◆ The task ◆
The lines below that include the word "santé" are to be reported.

◆ Material provided ◆

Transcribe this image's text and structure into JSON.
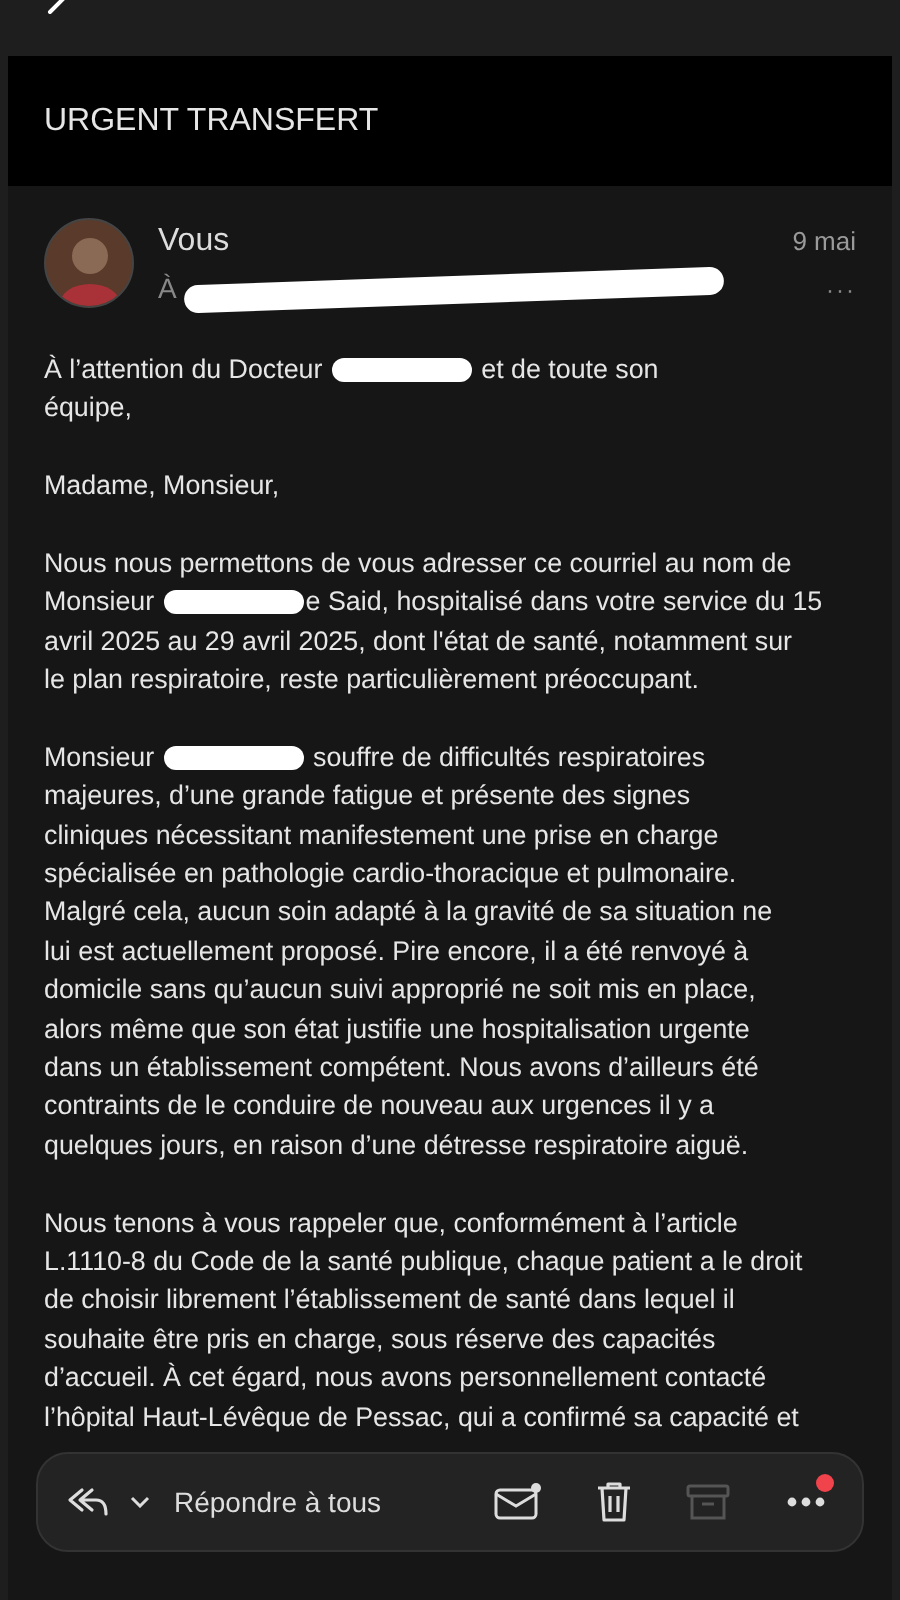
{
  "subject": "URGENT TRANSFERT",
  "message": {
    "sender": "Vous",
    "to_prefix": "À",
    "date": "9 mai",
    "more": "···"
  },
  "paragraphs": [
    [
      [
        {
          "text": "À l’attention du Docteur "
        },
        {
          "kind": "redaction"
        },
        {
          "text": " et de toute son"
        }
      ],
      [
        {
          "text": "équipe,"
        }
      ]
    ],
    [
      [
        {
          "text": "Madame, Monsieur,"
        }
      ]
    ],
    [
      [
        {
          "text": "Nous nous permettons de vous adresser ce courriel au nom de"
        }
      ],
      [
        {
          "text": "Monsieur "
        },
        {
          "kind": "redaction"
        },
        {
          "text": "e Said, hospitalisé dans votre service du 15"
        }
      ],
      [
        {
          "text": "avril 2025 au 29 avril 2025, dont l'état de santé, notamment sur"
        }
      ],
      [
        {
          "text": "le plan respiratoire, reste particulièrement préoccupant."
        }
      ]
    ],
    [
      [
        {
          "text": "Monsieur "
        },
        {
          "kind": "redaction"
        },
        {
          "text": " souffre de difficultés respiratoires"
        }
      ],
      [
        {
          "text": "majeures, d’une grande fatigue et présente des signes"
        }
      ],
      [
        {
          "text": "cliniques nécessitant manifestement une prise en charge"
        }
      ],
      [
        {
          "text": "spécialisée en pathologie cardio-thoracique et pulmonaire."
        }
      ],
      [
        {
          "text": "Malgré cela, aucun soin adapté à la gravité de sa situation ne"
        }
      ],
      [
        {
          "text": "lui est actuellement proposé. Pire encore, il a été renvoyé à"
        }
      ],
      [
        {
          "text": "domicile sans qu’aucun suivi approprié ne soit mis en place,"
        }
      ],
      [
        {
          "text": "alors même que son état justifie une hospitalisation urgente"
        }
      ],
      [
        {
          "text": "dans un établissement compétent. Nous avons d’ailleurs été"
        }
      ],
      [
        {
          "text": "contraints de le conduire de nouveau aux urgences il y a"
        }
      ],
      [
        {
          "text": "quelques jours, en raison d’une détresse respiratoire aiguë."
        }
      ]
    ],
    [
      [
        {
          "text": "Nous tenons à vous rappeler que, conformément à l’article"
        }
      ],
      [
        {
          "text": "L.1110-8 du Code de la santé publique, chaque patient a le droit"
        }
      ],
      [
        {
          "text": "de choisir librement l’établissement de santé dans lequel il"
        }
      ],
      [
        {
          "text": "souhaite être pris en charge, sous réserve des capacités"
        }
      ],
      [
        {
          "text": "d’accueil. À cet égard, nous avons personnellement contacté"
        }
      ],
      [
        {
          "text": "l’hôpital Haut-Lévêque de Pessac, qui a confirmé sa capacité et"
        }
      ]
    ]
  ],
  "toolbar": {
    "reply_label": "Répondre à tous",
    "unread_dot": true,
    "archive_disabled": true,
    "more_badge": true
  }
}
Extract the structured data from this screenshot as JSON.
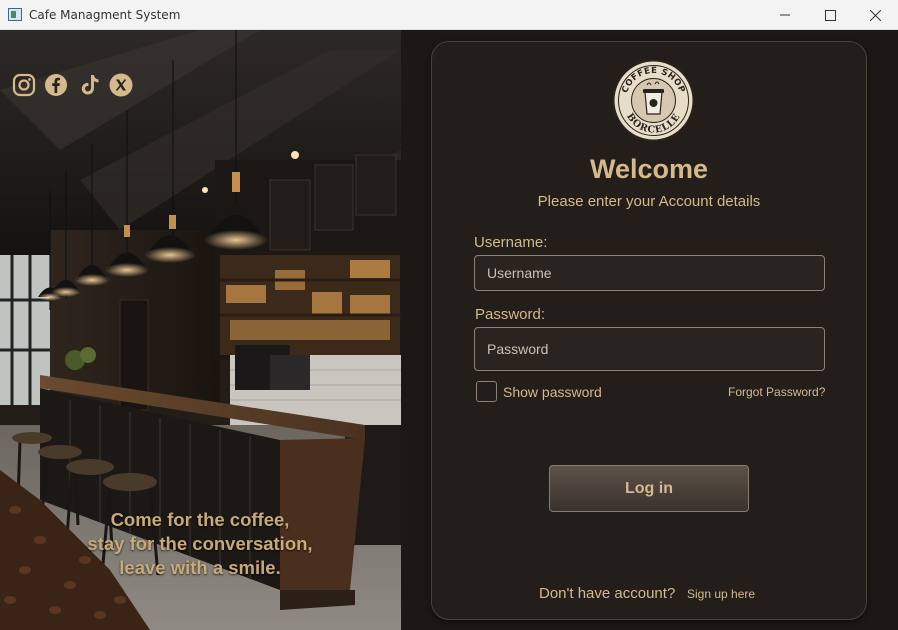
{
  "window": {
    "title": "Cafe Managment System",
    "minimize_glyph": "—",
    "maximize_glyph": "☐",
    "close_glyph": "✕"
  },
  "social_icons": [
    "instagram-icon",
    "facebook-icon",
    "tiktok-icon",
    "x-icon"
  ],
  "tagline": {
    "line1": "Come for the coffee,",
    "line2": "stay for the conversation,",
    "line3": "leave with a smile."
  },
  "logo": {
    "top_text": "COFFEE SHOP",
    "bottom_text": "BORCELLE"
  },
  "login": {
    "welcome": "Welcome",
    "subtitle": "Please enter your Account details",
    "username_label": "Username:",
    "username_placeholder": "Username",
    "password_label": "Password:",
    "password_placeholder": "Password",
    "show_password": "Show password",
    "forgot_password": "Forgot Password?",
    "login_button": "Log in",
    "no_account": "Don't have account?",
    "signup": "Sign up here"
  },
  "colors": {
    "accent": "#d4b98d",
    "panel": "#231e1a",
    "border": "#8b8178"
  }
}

◆ Answer below ◆
          "text": "avril 2025 au 29 avril 2025, dont l'état de santé, notamment sur"
          "text": "L.1110-8 du Code de la santé publique, chaque patient a le droit"
          "text": "de choisir librement l’établissement de santé dans lequel il"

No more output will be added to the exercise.